Back in May, 2011 I read an interesting article http://chronicle.com/article/The-Slow-Motion-Mobile-Campus/127380/ about how students at Stanford University were loaned iPads to help them with their studies. On the face of it Stanford University would seem an ideal choice to try such an experiment – a well financed and technologically advanced campus – as the article points out – “…birthplace of Google, Yahoo and Cisco…” and students who use the latest mobile devices in their everyday lives. Before embarking on such a venture Stanford had already taken the precaution to survey its 200 iPhone using students and found out that they were “digitally obsessed”. Armed with this information Stanford’s School of Medicine decided, in August 2010, to loan an iPad to each new student in the hope that this would reduce the need for students to print out their course material and encourage more innovative ways of learning as they moved around the campus.

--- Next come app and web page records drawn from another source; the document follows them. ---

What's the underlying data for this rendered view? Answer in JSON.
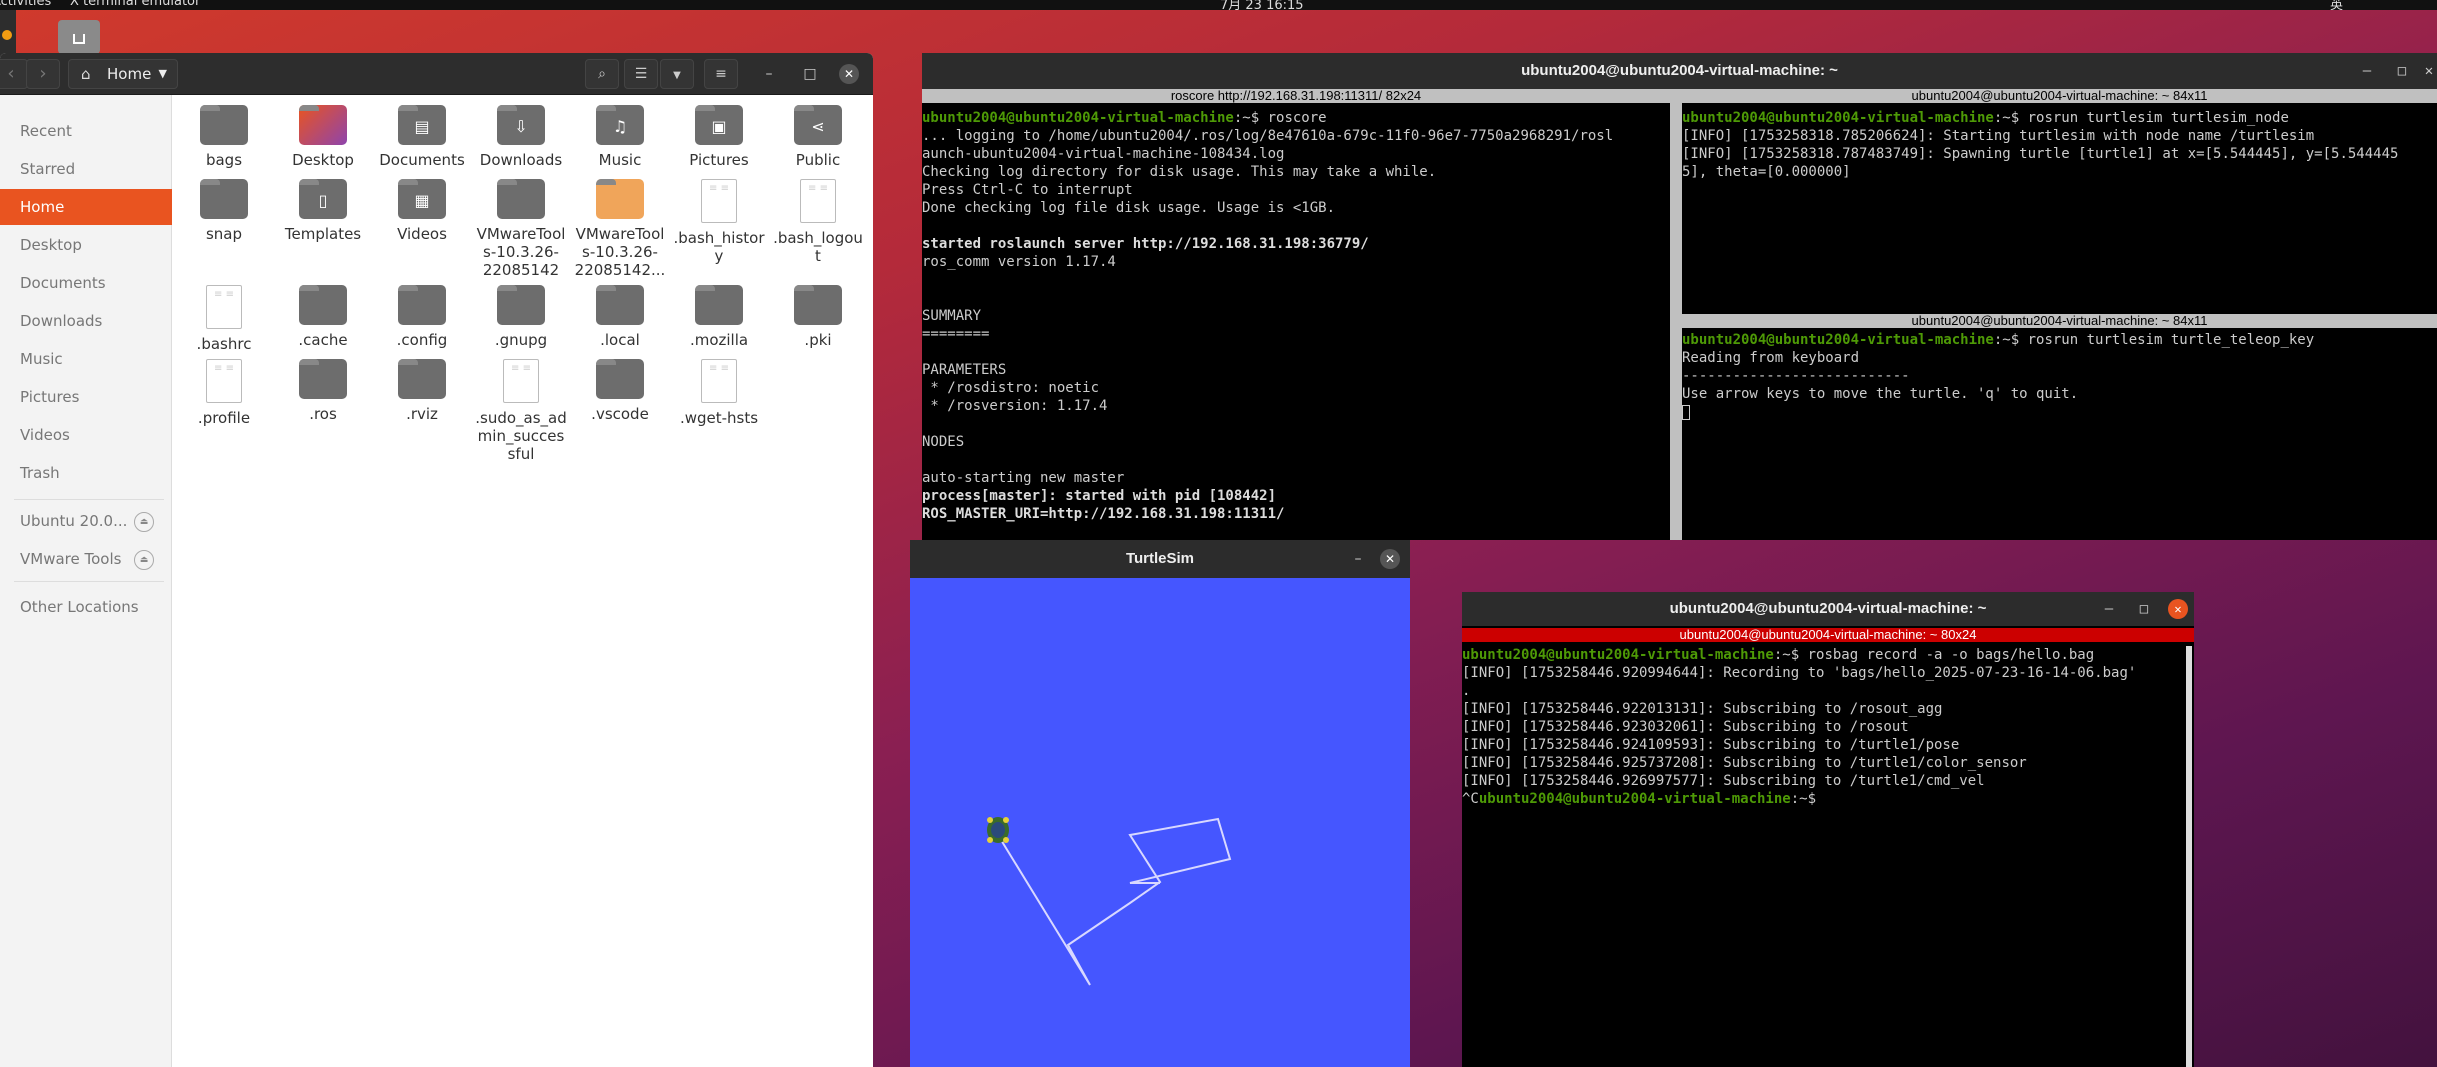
{
  "topbar": {
    "left_text": "Activities",
    "app_menu": "X terminal emulator",
    "clock": "7月 23 16:15",
    "tray": "英"
  },
  "colors": {
    "accent": "#e95420",
    "prompt": "#4e9a06",
    "turtle_bg": "#4556ff"
  },
  "files": {
    "path": "Home",
    "sidebar": [
      {
        "label": "Recent",
        "icon": "clock-icon"
      },
      {
        "label": "Starred",
        "icon": "star-icon"
      },
      {
        "label": "Home",
        "icon": "home-icon",
        "active": true
      },
      {
        "label": "Desktop",
        "icon": "desktop-icon"
      },
      {
        "label": "Documents",
        "icon": "documents-icon"
      },
      {
        "label": "Downloads",
        "icon": "downloads-icon"
      },
      {
        "label": "Music",
        "icon": "music-icon"
      },
      {
        "label": "Pictures",
        "icon": "pictures-icon"
      },
      {
        "label": "Videos",
        "icon": "videos-icon"
      },
      {
        "label": "Trash",
        "icon": "trash-icon"
      },
      {
        "label": "Ubuntu 20.0...",
        "icon": "disc-icon",
        "eject": true
      },
      {
        "label": "VMware Tools",
        "icon": "disc-icon",
        "eject": true
      },
      {
        "label": "Other Locations",
        "icon": "plus-icon"
      }
    ],
    "items": [
      {
        "label": "bags",
        "kind": "folder"
      },
      {
        "label": "Desktop",
        "kind": "desktop"
      },
      {
        "label": "Documents",
        "kind": "folder",
        "glyph": "▤"
      },
      {
        "label": "Downloads",
        "kind": "folder",
        "glyph": "⇩"
      },
      {
        "label": "Music",
        "kind": "folder",
        "glyph": "♫"
      },
      {
        "label": "Pictures",
        "kind": "folder",
        "glyph": "▣"
      },
      {
        "label": "Public",
        "kind": "folder",
        "glyph": "⋖"
      },
      {
        "label": "snap",
        "kind": "folder"
      },
      {
        "label": "Templates",
        "kind": "folder",
        "glyph": "▯"
      },
      {
        "label": "Videos",
        "kind": "folder",
        "glyph": "▦"
      },
      {
        "label": "VMwareTools-10.3.26-22085142",
        "kind": "folder"
      },
      {
        "label": "VMwareTools-10.3.26-22085142...",
        "kind": "vm"
      },
      {
        "label": ".bash_history",
        "kind": "doc"
      },
      {
        "label": ".bash_logout",
        "kind": "doc"
      },
      {
        "label": ".bashrc",
        "kind": "doc"
      },
      {
        "label": ".cache",
        "kind": "folder"
      },
      {
        "label": ".config",
        "kind": "folder"
      },
      {
        "label": ".gnupg",
        "kind": "folder"
      },
      {
        "label": ".local",
        "kind": "folder"
      },
      {
        "label": ".mozilla",
        "kind": "folder"
      },
      {
        "label": ".pki",
        "kind": "folder"
      },
      {
        "label": ".profile",
        "kind": "doc"
      },
      {
        "label": ".ros",
        "kind": "folder"
      },
      {
        "label": ".rviz",
        "kind": "folder"
      },
      {
        "label": ".sudo_as_admin_successful",
        "kind": "doc"
      },
      {
        "label": ".vscode",
        "kind": "folder"
      },
      {
        "label": ".wget-hsts",
        "kind": "doc"
      }
    ]
  },
  "main_terminal": {
    "title": "ubuntu2004@ubuntu2004-virtual-machine: ~",
    "panes": [
      {
        "title": "roscore http://192.168.31.198:11311/ 82x24",
        "lines": [
          [
            {
              "t": "ubuntu2004@ubuntu2004-virtual-machine",
              "c": "pr"
            },
            {
              "t": ":~$ roscore"
            }
          ],
          [
            {
              "t": "... logging to /home/ubuntu2004/.ros/log/8e47610a-679c-11f0-96e7-7750a2968291/rosl"
            }
          ],
          [
            {
              "t": "aunch-ubuntu2004-virtual-machine-108434.log"
            }
          ],
          [
            {
              "t": "Checking log directory for disk usage. This may take a while."
            }
          ],
          [
            {
              "t": "Press Ctrl-C to interrupt"
            }
          ],
          [
            {
              "t": "Done checking log file disk usage. Usage is <1GB."
            }
          ],
          [
            {
              "t": ""
            }
          ],
          [
            {
              "t": "started roslaunch server http://192.168.31.198:36779/",
              "c": "bold"
            }
          ],
          [
            {
              "t": "ros_comm version 1.17.4"
            }
          ],
          [
            {
              "t": ""
            }
          ],
          [
            {
              "t": ""
            }
          ],
          [
            {
              "t": "SUMMARY"
            }
          ],
          [
            {
              "t": "========"
            }
          ],
          [
            {
              "t": ""
            }
          ],
          [
            {
              "t": "PARAMETERS"
            }
          ],
          [
            {
              "t": " * /rosdistro: noetic"
            }
          ],
          [
            {
              "t": " * /rosversion: 1.17.4"
            }
          ],
          [
            {
              "t": ""
            }
          ],
          [
            {
              "t": "NODES"
            }
          ],
          [
            {
              "t": ""
            }
          ],
          [
            {
              "t": "auto-starting new master"
            }
          ],
          [
            {
              "t": "process[master]: started with pid [108442]",
              "c": "bold"
            }
          ],
          [
            {
              "t": "ROS_MASTER_URI=http://192.168.31.198:11311/",
              "c": "bold"
            }
          ]
        ]
      },
      {
        "title": "ubuntu2004@ubuntu2004-virtual-machine: ~ 84x11",
        "lines": [
          [
            {
              "t": "ubuntu2004@ubuntu2004-virtual-machine",
              "c": "pr"
            },
            {
              "t": ":~$ rosrun turtlesim turtlesim_node"
            }
          ],
          [
            {
              "t": "[INFO] [1753258318.785206624]: Starting turtlesim with node name /turtlesim"
            }
          ],
          [
            {
              "t": "[INFO] [1753258318.787483749]: Spawning turtle [turtle1] at x=[5.544445], y=[5.544445"
            }
          ],
          [
            {
              "t": "5], theta=[0.000000]"
            }
          ]
        ]
      },
      {
        "title": "ubuntu2004@ubuntu2004-virtual-machine: ~ 84x11",
        "lines": [
          [
            {
              "t": "ubuntu2004@ubuntu2004-virtual-machine",
              "c": "pr"
            },
            {
              "t": ":~$ rosrun turtlesim turtle_teleop_key"
            }
          ],
          [
            {
              "t": "Reading from keyboard"
            }
          ],
          [
            {
              "t": "---------------------------"
            }
          ],
          [
            {
              "t": "Use arrow keys to move the turtle. 'q' to quit."
            }
          ]
        ]
      }
    ]
  },
  "turtlesim": {
    "title": "TurtleSim"
  },
  "record_terminal": {
    "title": "ubuntu2004@ubuntu2004-virtual-machine: ~",
    "pane_title": "ubuntu2004@ubuntu2004-virtual-machine: ~ 80x24",
    "lines": [
      [
        {
          "t": "ubuntu2004@ubuntu2004-virtual-machine",
          "c": "pr"
        },
        {
          "t": ":~$ rosbag record -a -o bags/hello.bag"
        }
      ],
      [
        {
          "t": "[INFO] [1753258446.920994644]: Recording to 'bags/hello_2025-07-23-16-14-06.bag'"
        }
      ],
      [
        {
          "t": "."
        }
      ],
      [
        {
          "t": "[INFO] [1753258446.922013131]: Subscribing to /rosout_agg"
        }
      ],
      [
        {
          "t": "[INFO] [1753258446.923032061]: Subscribing to /rosout"
        }
      ],
      [
        {
          "t": "[INFO] [1753258446.924109593]: Subscribing to /turtle1/pose"
        }
      ],
      [
        {
          "t": "[INFO] [1753258446.925737208]: Subscribing to /turtle1/color_sensor"
        }
      ],
      [
        {
          "t": "[INFO] [1753258446.926997577]: Subscribing to /turtle1/cmd_vel"
        }
      ],
      [
        {
          "t": "^C"
        },
        {
          "t": "ubuntu2004@ubuntu2004-virtual-machine",
          "c": "pr"
        },
        {
          "t": ":~$ "
        }
      ]
    ]
  }
}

With such a scenario you would think everything would go smoothly and the iPads would be readily embraced by the students. However, their findings were quite surprising. Rather than accessing everything online, the students still demanded printed notes and half the students stopped using their iPads after a few weeks into the new term. So what went wrong and what can we learn from Stanford’s experience?
The main problems and issued encountered can be summarized as follows –

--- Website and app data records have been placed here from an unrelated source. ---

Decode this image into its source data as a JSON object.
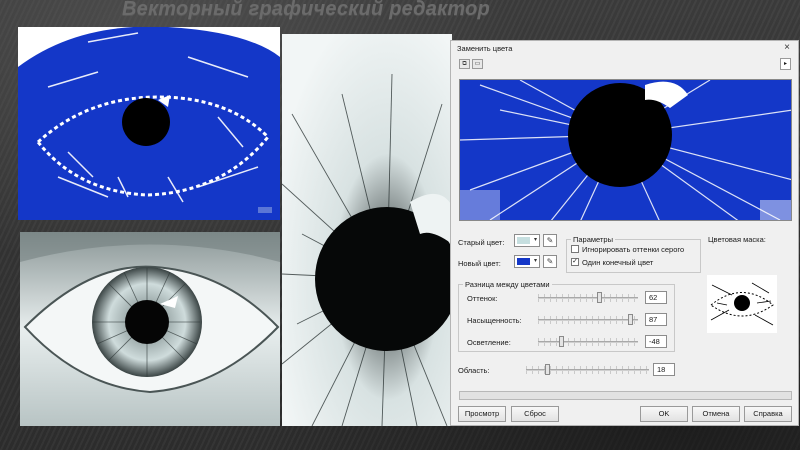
{
  "slide": {
    "title": "Векторный графический редактор"
  },
  "dialog": {
    "title": "Заменить цвета",
    "old_color_label": "Старый цвет:",
    "new_color_label": "Новый цвет:",
    "old_color": "#c6dfe0",
    "new_color": "#1437c8",
    "params": {
      "title": "Параметры",
      "ignore_gray_label": "Игнорировать оттенки серого",
      "ignore_gray_checked": false,
      "single_target_label": "Один конечный цвет",
      "single_target_checked": true
    },
    "mask_label": "Цветовая маска:",
    "diff_group_title": "Разница между цветами",
    "sliders": [
      {
        "label": "Оттенок:",
        "value": "62",
        "fraction": 0.62
      },
      {
        "label": "Насыщенность:",
        "value": "87",
        "fraction": 0.95
      },
      {
        "label": "Осветление:",
        "value": "-48",
        "fraction": 0.22
      }
    ],
    "area": {
      "label": "Область:",
      "value": "18",
      "fraction": 0.16
    },
    "buttons": {
      "preview": "Просмотр",
      "reset": "Сброс",
      "ok": "OK",
      "cancel": "Отмена",
      "help": "Справка"
    },
    "close_glyph": "×",
    "arrow_glyph": "▸"
  },
  "colors": {
    "replacement_blue": "#1437c8",
    "dialog_bg": "#f0f0f0"
  }
}
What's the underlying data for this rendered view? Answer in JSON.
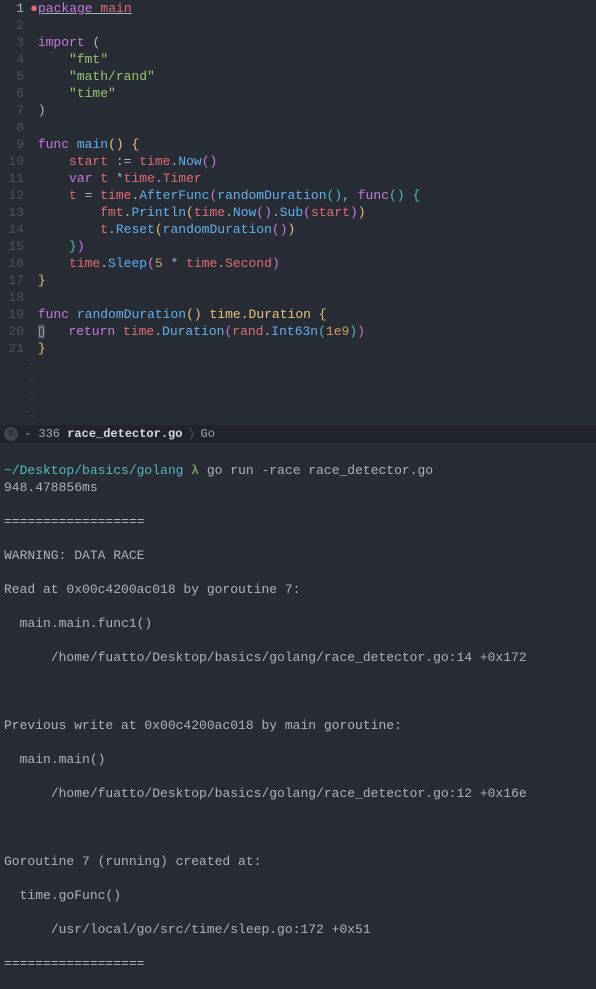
{
  "editor": {
    "lines": [
      {
        "n": "1",
        "active": true
      },
      {
        "n": "2"
      },
      {
        "n": "3"
      },
      {
        "n": "4"
      },
      {
        "n": "5"
      },
      {
        "n": "6"
      },
      {
        "n": "7"
      },
      {
        "n": "8"
      },
      {
        "n": "9"
      },
      {
        "n": "10"
      },
      {
        "n": "11"
      },
      {
        "n": "12"
      },
      {
        "n": "13"
      },
      {
        "n": "14"
      },
      {
        "n": "15"
      },
      {
        "n": "16"
      },
      {
        "n": "17"
      },
      {
        "n": "18"
      },
      {
        "n": "19"
      },
      {
        "n": "20"
      },
      {
        "n": "21"
      }
    ],
    "tokens": {
      "package": "package",
      "main": "main",
      "import": "import",
      "lparen": "(",
      "fmt_str": "\"fmt\"",
      "mathrand_str": "\"math/rand\"",
      "time_str": "\"time\"",
      "rparen": ")",
      "func": "func",
      "main_fn": "main",
      "lbrace": "{",
      "rbrace": "}",
      "start": "start",
      "assign": " := ",
      "time_id": "time",
      "dot": ".",
      "Now": "Now",
      "pp": "()",
      "var": "var",
      "t": "t",
      "star": " *",
      "Timer": "Timer",
      "eq": " = ",
      "AfterFunc": "AfterFunc",
      "randomDuration": "randomDuration",
      "comma": ", ",
      "func_kw": "func",
      "empty_pp": "()",
      "space": " ",
      "fmt_id": "fmt",
      "Println": "Println",
      "Sub": "Sub",
      "Reset": "Reset",
      "Sleep": "Sleep",
      "five": "5",
      "mul": " * ",
      "Second": "Second",
      "randomDuration_fn": "randomDuration",
      "Duration": "Duration",
      "return": "return",
      "rand_id": "rand",
      "Int63n": "Int63n",
      "one_e9": "1e9",
      "cursor": "▯"
    }
  },
  "status": {
    "icon": "✕",
    "dash": "-",
    "lineno": "336",
    "file": "race_detector.go",
    "lang": "Go"
  },
  "terminal": {
    "path": "~/Desktop/basics/golang",
    "prompt": "λ",
    "cmd": "go run -race race_detector.go",
    "out1": "948.478856ms",
    "sep": "==================",
    "warn": "WARNING: DATA RACE",
    "read": "Read at 0x00c4200ac018 by goroutine 7:",
    "func1": "  main.main.func1()",
    "loc1": "      /home/fuatto/Desktop/basics/golang/race_detector.go:14 +0x172",
    "prev": "Previous write at 0x00c4200ac018 by main goroutine:",
    "func2": "  main.main()",
    "loc2": "      /home/fuatto/Desktop/basics/golang/race_detector.go:12 +0x16e",
    "gor": "Goroutine 7 (running) created at:",
    "func3": "  time.goFunc()",
    "loc3": "      /usr/local/go/src/time/sleep.go:172 +0x51"
  },
  "tilde": "~"
}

- Handing out an iPad or an iPhone to every student and expecting them to get on with it is not enough
- Expensive investment in campus infrastructure to support mobile technology is essential i.e. wireless networks need to be reliable and extensive, mobile devices put a huge strain on wireless networks and students will get frustrated if the network is constantly down
- If you want mobile technology to be used for learning, the course needs to be structured and taught with mobile technology in mind. Regarding mobile technology as a useful bolt on to an existing course is no good, you need to make sure that the course is designed for or is suitable for mobile technology.

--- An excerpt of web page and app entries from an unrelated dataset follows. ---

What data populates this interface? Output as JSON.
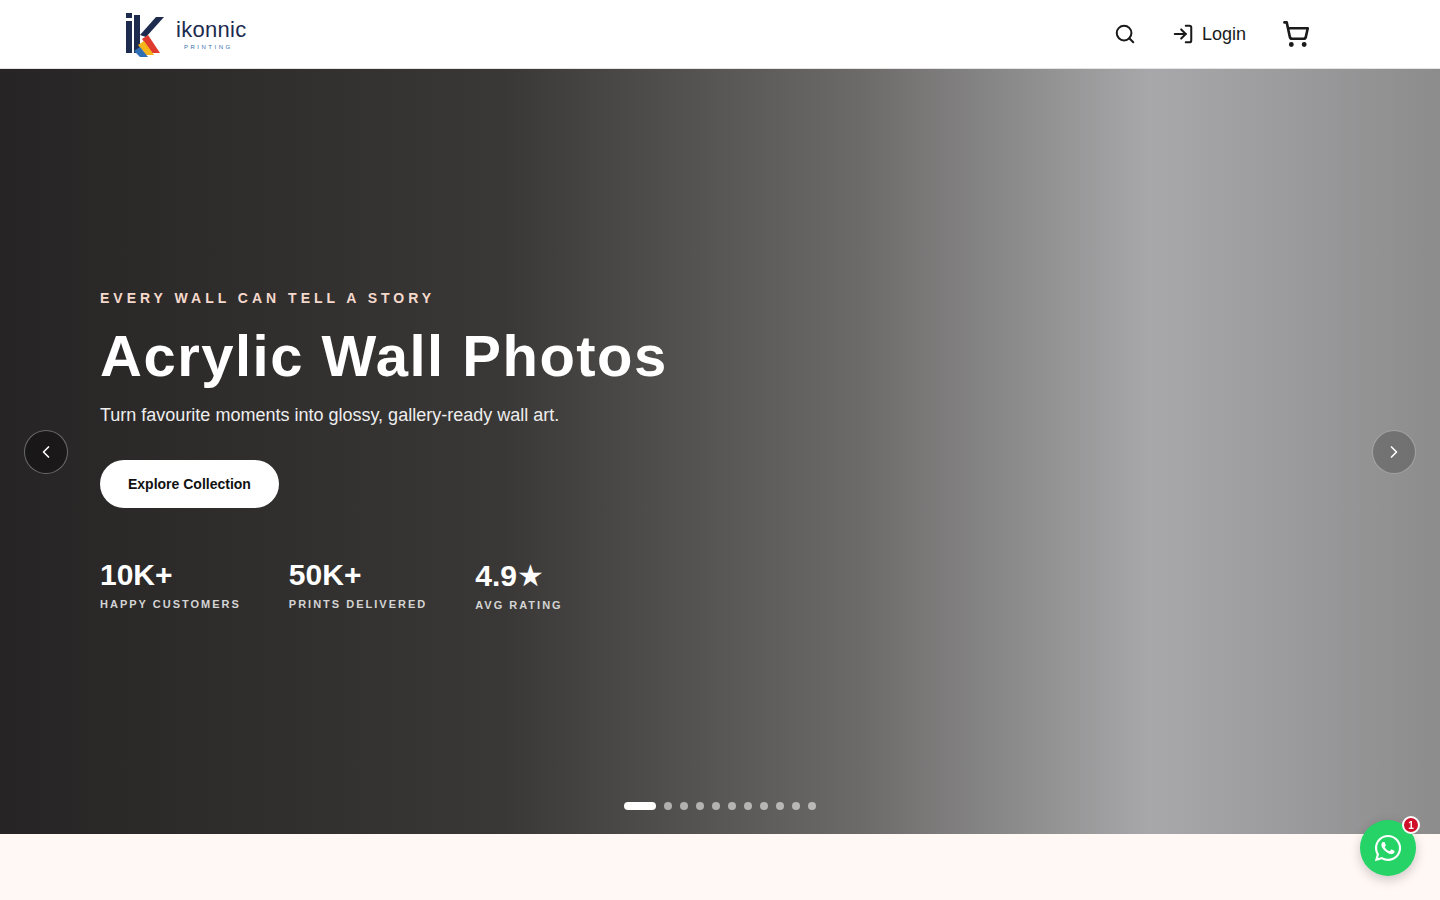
{
  "header": {
    "logo": {
      "name": "ikonnic",
      "tagline": "PRINTING"
    },
    "login": "Login"
  },
  "hero": {
    "eyebrow": "EVERY WALL CAN TELL A STORY",
    "title": "Acrylic Wall Photos",
    "subtitle": "Turn favourite moments into glossy, gallery-ready wall art.",
    "cta": "Explore Collection",
    "stats": [
      {
        "value": "10K+",
        "label": "HAPPY CUSTOMERS"
      },
      {
        "value": "50K+",
        "label": "PRINTS DELIVERED"
      },
      {
        "value": "4.9★",
        "label": "AVG RATING"
      }
    ],
    "slides": [
      {
        "selected": true
      },
      {
        "selected": false
      },
      {
        "selected": false
      },
      {
        "selected": false
      },
      {
        "selected": false
      },
      {
        "selected": false
      },
      {
        "selected": false
      },
      {
        "selected": false
      },
      {
        "selected": false
      },
      {
        "selected": false
      },
      {
        "selected": false
      }
    ]
  },
  "chat": {
    "badge": "1"
  }
}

- Some subjects lend themselves more readily to mobile technology than others. For example, the iPads were useful for students attending an anatomy class because they could draw and annotate structures easily, as a consequence, “80 percent of medical students used their iPads for that class, compared with 40 to 60 percent in other classes.”
- Think carefully about which students/years are going to receive the mobile technology. iPads may not be useful for 1st year students but ideal for students who are on clinic.
- It is important not to adopt a “top down” approach, trying to impose new technology onto students will not work. Stanford found that the successful take up of mobile technology is more likely if it is student led. A more co-operative approach which encourages lecturers, staff and students to work together to see what works and how it can be used is a better strategy.
- Finally, it is important to be patient and to have realistic expectations. Adopting new ways of learning and accessing material takes time, the process can be slow and progress can be uneven.
This Autumn (September, 2011) it was announced that 4th year medical students at Manchester University would be offered an iPad 2 to help them with their studies, more information can be found at http://www.imedicalapps.com/2011/09/uk-medical-school-apple-ipad-manchester-medical-school and also a report in The Mancunion at http://www.student-direct.co.uk/2011/10/03/manchester-medics-to-get-free-ipads.
It will be interesting to see how the students at Manchester react to their iPads – will they find them useful or will they encounter difficulties accessing wireless networks? The problems of negotiating between academic and NHS networks can be a problem.
Posted by: Sue Stevens